▶ _Prompt_: Please return every line in the following data that includes the string "Como".

▶ _Extracted data entries_:
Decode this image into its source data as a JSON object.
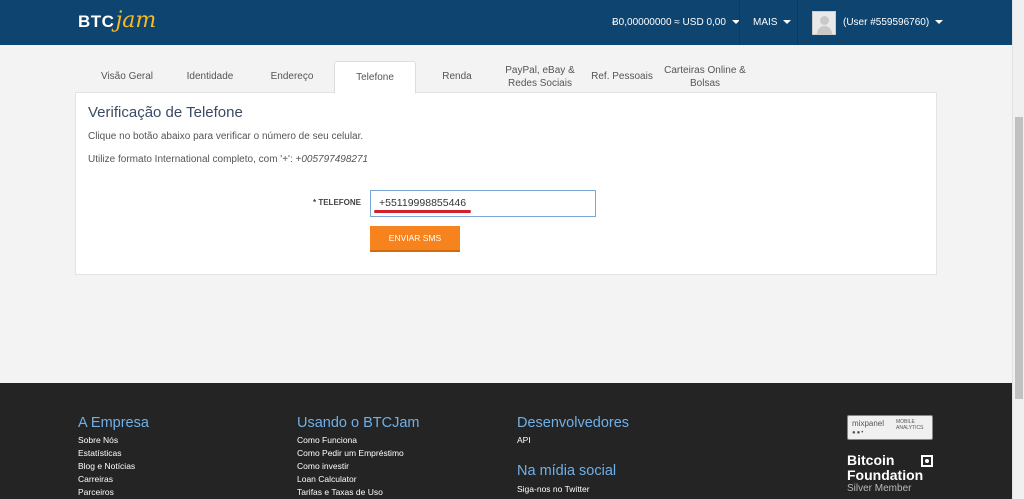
{
  "navbar": {
    "logo_btc": "BTC",
    "logo_jam": "jam",
    "balance": "Ƀ0,00000000 ≈ USD 0,00",
    "mais": "MAIS",
    "user": "(User #559596760)"
  },
  "tabs": [
    {
      "label": "Visão Geral"
    },
    {
      "label": "Identidade"
    },
    {
      "label": "Endereço"
    },
    {
      "label": "Telefone"
    },
    {
      "label": "Renda"
    },
    {
      "label": "PayPal, eBay & Redes Sociais"
    },
    {
      "label": "Ref. Pessoais"
    },
    {
      "label": "Carteiras Online & Bolsas"
    }
  ],
  "panel": {
    "title": "Verificação de Telefone",
    "description": "Clique no botão abaixo para verificar o número de seu celular.",
    "format_text": "Utilize formato International completo, com '+': ",
    "format_example": "+005797498271",
    "phone_label": "* TELEFONE",
    "phone_value": "+55119998855446",
    "sms_button": "ENVIAR SMS"
  },
  "footer": {
    "empresa": {
      "heading": "A Empresa",
      "links": [
        "Sobre Nós",
        "Estatísticas",
        "Blog e Notícias",
        "Carreiras",
        "Parceiros"
      ]
    },
    "usando": {
      "heading": "Usando o BTCJam",
      "links": [
        "Como Funciona",
        "Como Pedir um Empréstimo",
        "Como investir",
        "Loan Calculator",
        "Tarifas e Taxas de Uso"
      ]
    },
    "dev": {
      "heading": "Desenvolvedores",
      "links": [
        "API"
      ]
    },
    "midia": {
      "heading": "Na mídia social",
      "links": [
        "Siga-nos no Twitter"
      ]
    },
    "mixpanel": {
      "name": "mixpanel",
      "sub1": "MOBILE",
      "sub2": "ANALYTICS"
    },
    "bitcoin_foundation": {
      "line1": "Bitcoin",
      "line2": "Foundation",
      "line3": "Silver Member"
    }
  },
  "colors": {
    "navbar": "#0e4470",
    "accent_orange": "#f6831e",
    "footer_heading": "#6fb0e8",
    "logo_jam": "#f6b826"
  }
}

▶ _Response for this exercise_:
        "Como Funciona",
        "Como Pedir um Empréstimo",
        "Como investir",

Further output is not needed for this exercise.